── EXERCISE DATA ──

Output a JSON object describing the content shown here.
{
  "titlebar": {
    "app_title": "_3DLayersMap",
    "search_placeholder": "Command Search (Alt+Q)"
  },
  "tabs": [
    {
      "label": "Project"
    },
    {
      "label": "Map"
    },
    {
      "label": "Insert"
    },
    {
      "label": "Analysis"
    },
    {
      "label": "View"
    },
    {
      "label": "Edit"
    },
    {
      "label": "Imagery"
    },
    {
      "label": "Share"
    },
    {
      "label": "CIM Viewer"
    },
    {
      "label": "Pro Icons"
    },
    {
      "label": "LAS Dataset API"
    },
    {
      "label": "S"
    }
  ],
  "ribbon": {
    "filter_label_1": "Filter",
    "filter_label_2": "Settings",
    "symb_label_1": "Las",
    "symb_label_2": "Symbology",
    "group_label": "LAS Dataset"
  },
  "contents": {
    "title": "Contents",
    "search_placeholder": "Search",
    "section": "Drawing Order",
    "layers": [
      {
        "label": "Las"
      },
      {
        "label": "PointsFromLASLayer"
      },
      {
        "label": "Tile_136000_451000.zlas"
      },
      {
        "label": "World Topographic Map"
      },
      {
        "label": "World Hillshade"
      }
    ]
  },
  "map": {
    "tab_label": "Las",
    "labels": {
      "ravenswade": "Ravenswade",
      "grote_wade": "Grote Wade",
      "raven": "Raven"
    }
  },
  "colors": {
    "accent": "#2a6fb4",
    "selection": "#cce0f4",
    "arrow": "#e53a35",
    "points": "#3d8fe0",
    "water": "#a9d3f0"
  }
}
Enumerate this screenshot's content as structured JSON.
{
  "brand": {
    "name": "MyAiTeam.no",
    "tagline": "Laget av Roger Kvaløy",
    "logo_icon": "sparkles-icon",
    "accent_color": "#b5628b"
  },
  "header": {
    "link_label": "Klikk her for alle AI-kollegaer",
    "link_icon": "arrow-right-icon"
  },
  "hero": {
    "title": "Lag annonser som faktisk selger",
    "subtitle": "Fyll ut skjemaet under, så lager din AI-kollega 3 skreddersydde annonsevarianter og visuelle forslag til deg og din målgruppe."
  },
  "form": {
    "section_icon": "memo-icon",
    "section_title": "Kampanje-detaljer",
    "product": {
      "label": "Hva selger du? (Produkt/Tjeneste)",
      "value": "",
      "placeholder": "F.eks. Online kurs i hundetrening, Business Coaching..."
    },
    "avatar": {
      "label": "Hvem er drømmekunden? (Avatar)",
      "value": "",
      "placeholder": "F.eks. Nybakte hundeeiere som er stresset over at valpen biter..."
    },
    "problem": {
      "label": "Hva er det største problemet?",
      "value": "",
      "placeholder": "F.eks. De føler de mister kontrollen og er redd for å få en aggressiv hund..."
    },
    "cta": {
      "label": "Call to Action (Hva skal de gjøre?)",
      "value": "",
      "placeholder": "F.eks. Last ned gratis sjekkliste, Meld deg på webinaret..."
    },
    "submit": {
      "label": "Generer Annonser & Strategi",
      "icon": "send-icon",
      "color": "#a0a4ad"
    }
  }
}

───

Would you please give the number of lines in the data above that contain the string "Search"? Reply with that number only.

RESPONSE TO THE TASK:
2